Items from an interface collection:
○ ○ ○ ○ ○ ○ ○

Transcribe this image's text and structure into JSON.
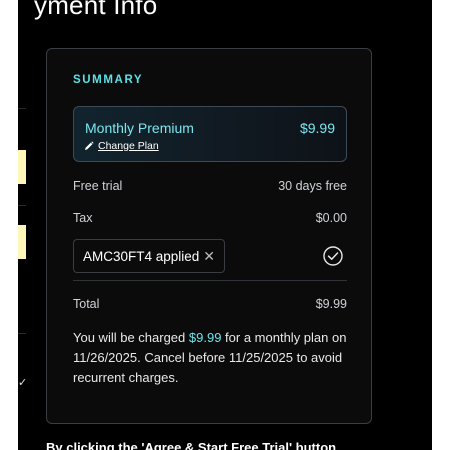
{
  "page": {
    "heading": "yment Info"
  },
  "summary": {
    "title": "SUMMARY",
    "plan": {
      "name": "Monthly Premium",
      "price": "$9.99",
      "change_label": "Change Plan"
    },
    "rows": {
      "free_trial": {
        "label": "Free trial",
        "value": "30 days free"
      },
      "tax": {
        "label": "Tax",
        "value": "$0.00"
      },
      "total": {
        "label": "Total",
        "value": "$9.99"
      }
    },
    "coupon": {
      "code": "AMC30FT4 applied",
      "remove_glyph": "✕",
      "status_icon": "check-circle-icon"
    },
    "charge_notice": {
      "before": "You will be charged ",
      "amount": "$9.99",
      "after": " for a monthly plan on 11/26/2025. Cancel before 11/25/2025 to avoid recurrent charges."
    }
  },
  "footer": {
    "consent_text": "By clicking the 'Agree & Start Free Trial' button"
  },
  "side": {
    "check_glyph": "✓"
  },
  "colors": {
    "accent": "#5ce1e6",
    "background": "#000000",
    "card_border": "#3a3d42",
    "tab_highlight": "#fff7b8"
  }
}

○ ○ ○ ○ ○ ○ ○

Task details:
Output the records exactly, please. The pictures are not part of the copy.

Solved exercise:
Transcribe this image's text and structure into JSON.
{
  "page": {
    "heading": "yment Info"
  },
  "summary": {
    "title": "SUMMARY",
    "plan": {
      "name": "Monthly Premium",
      "price": "$9.99",
      "change_label": "Change Plan"
    },
    "rows": {
      "free_trial": {
        "label": "Free trial",
        "value": "30 days free"
      },
      "tax": {
        "label": "Tax",
        "value": "$0.00"
      },
      "total": {
        "label": "Total",
        "value": "$9.99"
      }
    },
    "coupon": {
      "code": "AMC30FT4 applied",
      "remove_glyph": "✕",
      "status_icon": "check-circle-icon"
    },
    "charge_notice": {
      "before": "You will be charged ",
      "amount": "$9.99",
      "after": " for a monthly plan on 11/26/2025. Cancel before 11/25/2025 to avoid recurrent charges."
    }
  },
  "footer": {
    "consent_text": "By clicking the 'Agree & Start Free Trial' button"
  },
  "side": {
    "check_glyph": "✓"
  },
  "colors": {
    "accent": "#5ce1e6",
    "background": "#000000",
    "card_border": "#3a3d42",
    "tab_highlight": "#fff7b8"
  }
}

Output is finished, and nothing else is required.